The job is to find each line in the entries holding the string "subtitle" and copy that line.

***** THE DATA *****

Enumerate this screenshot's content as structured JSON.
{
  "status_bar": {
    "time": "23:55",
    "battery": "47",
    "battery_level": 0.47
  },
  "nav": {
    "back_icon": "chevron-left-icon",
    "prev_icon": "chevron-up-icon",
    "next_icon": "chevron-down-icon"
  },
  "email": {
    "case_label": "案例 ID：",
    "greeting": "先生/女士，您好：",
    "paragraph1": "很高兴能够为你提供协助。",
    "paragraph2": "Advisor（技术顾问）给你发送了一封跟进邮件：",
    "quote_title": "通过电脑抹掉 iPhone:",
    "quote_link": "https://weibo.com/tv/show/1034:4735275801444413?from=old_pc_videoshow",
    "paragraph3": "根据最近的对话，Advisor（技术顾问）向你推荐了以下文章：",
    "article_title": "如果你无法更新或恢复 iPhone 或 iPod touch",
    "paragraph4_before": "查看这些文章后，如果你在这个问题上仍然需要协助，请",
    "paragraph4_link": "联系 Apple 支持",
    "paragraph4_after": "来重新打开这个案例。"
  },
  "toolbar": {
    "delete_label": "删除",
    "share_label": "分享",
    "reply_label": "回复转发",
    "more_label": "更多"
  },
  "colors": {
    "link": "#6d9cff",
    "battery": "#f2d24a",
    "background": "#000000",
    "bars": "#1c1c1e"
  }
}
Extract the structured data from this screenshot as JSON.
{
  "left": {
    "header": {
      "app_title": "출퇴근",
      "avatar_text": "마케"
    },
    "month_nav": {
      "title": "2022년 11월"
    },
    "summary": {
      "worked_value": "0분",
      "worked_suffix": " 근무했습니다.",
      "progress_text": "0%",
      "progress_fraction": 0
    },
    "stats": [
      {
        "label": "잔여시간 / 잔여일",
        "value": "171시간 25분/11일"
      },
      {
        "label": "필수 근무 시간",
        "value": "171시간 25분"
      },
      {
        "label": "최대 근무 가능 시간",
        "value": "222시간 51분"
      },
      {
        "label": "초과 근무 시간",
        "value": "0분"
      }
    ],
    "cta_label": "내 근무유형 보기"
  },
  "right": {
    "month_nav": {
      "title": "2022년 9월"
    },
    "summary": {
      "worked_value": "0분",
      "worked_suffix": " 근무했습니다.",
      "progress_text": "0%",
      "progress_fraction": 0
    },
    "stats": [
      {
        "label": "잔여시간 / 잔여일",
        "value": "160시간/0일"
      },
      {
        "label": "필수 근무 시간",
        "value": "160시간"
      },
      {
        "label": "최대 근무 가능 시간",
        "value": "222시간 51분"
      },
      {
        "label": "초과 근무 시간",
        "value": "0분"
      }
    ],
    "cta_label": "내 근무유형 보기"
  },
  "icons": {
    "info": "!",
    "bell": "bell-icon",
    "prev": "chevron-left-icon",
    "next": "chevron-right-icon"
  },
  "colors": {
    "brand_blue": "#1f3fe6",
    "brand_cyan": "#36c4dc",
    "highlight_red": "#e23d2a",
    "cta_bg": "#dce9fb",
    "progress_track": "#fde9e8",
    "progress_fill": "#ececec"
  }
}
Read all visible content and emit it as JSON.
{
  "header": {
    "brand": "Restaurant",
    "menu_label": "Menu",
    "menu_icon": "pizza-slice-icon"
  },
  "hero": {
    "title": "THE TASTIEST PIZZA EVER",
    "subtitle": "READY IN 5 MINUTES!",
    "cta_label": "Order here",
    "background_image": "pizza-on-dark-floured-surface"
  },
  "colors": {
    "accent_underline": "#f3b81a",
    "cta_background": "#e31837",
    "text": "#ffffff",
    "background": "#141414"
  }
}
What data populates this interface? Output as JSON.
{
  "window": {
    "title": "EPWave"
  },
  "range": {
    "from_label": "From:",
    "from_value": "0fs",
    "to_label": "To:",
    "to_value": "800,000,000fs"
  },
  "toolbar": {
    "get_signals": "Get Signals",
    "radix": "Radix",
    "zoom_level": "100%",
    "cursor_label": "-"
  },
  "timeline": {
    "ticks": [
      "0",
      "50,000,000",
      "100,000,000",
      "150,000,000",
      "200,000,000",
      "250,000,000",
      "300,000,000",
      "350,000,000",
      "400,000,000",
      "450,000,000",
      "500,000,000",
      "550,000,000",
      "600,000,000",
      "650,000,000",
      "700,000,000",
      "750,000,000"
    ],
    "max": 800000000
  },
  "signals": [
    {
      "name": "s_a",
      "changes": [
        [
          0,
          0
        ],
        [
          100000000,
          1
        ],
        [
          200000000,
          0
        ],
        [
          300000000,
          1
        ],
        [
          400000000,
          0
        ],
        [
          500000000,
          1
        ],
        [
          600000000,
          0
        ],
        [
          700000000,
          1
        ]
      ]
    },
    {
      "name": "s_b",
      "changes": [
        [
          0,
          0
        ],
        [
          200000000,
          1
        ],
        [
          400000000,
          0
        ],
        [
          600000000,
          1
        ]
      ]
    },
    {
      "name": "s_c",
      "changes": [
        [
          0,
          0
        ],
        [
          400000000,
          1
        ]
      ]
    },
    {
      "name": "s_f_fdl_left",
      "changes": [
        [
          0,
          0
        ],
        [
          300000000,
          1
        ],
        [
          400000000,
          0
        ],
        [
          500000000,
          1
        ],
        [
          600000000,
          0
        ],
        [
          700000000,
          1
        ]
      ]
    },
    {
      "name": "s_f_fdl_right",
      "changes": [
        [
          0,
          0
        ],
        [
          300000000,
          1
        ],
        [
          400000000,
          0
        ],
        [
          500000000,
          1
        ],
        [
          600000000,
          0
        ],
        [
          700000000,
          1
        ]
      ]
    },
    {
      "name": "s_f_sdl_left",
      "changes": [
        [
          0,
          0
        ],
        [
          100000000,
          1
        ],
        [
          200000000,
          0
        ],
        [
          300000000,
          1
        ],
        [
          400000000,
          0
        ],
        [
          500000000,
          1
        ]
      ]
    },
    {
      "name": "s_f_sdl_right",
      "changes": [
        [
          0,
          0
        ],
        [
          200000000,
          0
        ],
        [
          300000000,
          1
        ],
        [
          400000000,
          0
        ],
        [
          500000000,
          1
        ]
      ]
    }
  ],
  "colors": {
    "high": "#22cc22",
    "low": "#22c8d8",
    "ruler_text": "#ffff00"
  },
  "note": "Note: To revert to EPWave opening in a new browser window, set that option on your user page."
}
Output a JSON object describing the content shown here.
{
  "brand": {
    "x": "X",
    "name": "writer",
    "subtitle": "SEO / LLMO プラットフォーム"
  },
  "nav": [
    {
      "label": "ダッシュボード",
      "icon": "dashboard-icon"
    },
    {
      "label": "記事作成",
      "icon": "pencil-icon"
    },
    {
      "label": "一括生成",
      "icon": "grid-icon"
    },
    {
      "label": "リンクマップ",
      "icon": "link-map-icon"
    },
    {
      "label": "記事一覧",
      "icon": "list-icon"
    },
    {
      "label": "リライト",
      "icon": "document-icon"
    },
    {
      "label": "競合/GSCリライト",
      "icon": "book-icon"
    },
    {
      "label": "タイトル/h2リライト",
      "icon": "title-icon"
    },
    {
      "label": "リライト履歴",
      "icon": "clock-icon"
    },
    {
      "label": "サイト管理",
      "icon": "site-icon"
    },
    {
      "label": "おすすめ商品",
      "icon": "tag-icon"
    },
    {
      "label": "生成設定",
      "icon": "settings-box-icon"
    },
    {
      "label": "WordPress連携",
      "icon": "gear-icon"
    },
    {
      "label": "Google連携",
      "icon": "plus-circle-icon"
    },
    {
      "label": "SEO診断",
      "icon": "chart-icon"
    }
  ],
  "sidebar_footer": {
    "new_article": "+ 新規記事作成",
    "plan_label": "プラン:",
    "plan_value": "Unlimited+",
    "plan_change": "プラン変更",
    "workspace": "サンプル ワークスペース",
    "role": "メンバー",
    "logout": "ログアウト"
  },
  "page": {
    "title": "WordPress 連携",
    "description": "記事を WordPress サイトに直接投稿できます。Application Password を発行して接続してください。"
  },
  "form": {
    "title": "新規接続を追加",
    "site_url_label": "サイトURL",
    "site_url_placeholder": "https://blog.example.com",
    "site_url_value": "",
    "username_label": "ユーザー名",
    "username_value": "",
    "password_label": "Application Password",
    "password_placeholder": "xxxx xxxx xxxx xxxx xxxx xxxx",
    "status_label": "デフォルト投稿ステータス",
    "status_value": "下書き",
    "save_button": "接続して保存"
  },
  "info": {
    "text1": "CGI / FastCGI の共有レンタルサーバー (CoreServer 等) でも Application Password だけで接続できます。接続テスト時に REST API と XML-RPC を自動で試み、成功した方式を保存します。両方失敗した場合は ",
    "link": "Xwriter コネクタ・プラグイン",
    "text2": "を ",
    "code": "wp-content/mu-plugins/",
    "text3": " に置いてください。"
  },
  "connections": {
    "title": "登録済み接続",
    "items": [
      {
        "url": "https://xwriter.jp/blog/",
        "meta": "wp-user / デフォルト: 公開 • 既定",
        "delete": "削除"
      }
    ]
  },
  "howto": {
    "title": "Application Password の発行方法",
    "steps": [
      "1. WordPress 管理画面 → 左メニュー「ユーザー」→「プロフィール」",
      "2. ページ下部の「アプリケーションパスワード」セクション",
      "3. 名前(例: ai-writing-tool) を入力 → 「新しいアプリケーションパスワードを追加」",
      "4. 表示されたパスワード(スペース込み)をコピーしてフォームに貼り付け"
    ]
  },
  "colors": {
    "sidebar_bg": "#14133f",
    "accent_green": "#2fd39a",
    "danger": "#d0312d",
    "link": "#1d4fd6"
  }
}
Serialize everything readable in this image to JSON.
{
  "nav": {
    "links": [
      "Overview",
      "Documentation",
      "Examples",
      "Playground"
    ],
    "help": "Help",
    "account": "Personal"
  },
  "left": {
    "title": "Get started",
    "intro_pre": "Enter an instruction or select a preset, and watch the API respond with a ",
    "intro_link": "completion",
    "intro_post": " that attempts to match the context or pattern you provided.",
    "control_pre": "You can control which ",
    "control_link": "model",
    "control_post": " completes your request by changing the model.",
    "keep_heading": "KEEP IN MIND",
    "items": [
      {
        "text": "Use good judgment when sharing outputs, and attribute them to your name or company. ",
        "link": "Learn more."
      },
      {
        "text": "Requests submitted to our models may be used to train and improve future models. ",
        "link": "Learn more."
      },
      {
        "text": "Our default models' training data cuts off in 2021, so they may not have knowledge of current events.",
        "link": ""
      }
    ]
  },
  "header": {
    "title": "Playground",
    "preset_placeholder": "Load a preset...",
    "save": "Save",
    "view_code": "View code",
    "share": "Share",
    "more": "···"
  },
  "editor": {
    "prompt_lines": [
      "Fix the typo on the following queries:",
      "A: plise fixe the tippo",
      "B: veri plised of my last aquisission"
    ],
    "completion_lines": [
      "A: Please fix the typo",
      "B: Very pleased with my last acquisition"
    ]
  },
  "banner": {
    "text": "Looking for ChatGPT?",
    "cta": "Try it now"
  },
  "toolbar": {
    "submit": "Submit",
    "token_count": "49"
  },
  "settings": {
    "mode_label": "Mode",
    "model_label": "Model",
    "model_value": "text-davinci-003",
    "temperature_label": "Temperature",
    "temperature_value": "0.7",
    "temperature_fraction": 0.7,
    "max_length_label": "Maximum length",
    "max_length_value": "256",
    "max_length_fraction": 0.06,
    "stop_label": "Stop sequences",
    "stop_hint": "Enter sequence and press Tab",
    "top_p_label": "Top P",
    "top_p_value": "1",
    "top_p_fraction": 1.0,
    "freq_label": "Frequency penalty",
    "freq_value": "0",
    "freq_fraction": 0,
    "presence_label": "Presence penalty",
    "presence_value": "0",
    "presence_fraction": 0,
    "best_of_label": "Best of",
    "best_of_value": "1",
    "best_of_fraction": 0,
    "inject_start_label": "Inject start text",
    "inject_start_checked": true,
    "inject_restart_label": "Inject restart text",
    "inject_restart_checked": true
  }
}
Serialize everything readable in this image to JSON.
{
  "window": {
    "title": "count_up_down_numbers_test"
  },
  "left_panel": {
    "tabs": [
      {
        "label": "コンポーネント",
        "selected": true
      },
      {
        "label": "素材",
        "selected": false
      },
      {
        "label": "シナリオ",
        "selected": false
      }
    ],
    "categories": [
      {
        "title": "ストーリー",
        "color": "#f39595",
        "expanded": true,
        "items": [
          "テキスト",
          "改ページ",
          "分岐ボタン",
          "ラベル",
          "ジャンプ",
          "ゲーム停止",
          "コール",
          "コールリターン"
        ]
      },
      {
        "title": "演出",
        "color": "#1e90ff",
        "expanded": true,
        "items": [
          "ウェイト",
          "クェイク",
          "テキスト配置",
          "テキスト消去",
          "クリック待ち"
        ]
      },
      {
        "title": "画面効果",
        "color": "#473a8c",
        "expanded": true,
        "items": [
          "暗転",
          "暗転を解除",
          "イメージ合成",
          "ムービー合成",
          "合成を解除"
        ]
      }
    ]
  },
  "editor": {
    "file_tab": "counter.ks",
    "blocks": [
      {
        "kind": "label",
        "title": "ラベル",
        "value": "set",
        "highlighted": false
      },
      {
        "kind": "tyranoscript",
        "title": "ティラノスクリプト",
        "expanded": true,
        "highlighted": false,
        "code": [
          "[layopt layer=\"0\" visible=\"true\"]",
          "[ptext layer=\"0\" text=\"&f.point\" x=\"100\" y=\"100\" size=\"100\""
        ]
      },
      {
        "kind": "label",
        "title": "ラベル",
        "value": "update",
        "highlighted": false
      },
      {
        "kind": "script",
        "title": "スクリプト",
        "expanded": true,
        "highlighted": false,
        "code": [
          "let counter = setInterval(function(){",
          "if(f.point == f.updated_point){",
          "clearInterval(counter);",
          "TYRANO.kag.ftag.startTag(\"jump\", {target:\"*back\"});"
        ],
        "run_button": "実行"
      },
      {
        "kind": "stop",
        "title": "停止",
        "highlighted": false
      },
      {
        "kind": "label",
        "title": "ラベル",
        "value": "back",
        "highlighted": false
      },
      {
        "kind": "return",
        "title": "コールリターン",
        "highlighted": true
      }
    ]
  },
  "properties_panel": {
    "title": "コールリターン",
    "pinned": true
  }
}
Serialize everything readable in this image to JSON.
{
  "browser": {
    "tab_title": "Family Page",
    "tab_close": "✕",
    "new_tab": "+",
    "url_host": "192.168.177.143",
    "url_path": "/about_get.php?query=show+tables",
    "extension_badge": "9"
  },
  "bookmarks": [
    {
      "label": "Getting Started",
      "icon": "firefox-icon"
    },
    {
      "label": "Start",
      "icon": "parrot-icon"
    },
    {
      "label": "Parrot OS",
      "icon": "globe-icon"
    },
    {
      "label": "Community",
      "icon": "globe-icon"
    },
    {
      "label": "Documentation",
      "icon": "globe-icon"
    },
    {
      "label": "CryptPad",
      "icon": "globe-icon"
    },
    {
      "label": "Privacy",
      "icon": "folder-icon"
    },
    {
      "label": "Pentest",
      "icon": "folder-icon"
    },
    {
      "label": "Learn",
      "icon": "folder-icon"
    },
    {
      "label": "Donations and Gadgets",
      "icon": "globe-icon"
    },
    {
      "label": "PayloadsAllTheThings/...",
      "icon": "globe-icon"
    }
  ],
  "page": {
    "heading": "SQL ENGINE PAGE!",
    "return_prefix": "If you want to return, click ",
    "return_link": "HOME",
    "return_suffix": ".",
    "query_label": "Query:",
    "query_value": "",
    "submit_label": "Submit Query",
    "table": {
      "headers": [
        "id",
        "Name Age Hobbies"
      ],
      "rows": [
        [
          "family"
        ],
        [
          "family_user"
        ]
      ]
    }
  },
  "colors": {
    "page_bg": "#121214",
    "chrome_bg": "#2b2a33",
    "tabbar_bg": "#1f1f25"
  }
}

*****

## [REPLY TO THE TASK]
    "subtitle": "READY IN 5 MINUTES!",
    "subtitle": "SEO / LLMO プラットフォーム"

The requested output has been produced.